Data items

□ □ □

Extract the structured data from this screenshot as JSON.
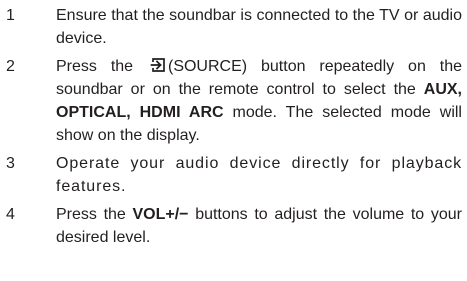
{
  "steps": [
    {
      "number": "1",
      "text": "Ensure that the soundbar is connected to the TV or audio device."
    },
    {
      "number": "2",
      "before_icon": "Press the",
      "icon": "source-input-icon",
      "after_icon": "(SOURCE) button repeatedly on the soundbar or on the remote control to select the",
      "modes": "AUX, OPTICAL, HDMI ARC",
      "after_modes": "mode. The selected mode will show on the display."
    },
    {
      "number": "3",
      "text": "Operate your audio device directly for playback features."
    },
    {
      "number": "4",
      "before_button": "Press the",
      "button": "VOL+/−",
      "after_button": "buttons to adjust the volume to your desired level."
    }
  ]
}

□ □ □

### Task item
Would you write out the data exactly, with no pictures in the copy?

### Task answer
Extract the structured data from this screenshot as JSON.
{
  "steps": [
    {
      "number": "1",
      "text": "Ensure that the soundbar is connected to the TV or audio device."
    },
    {
      "number": "2",
      "before_icon": "Press the",
      "icon": "source-input-icon",
      "after_icon": "(SOURCE) button repeatedly on the soundbar or on the remote control to select the",
      "modes": "AUX, OPTICAL, HDMI ARC",
      "after_modes": "mode. The selected mode will show on the display."
    },
    {
      "number": "3",
      "text": "Operate your audio device directly for playback features."
    },
    {
      "number": "4",
      "before_button": "Press the",
      "button": "VOL+/−",
      "after_button": "buttons to adjust the volume to your desired level."
    }
  ]
}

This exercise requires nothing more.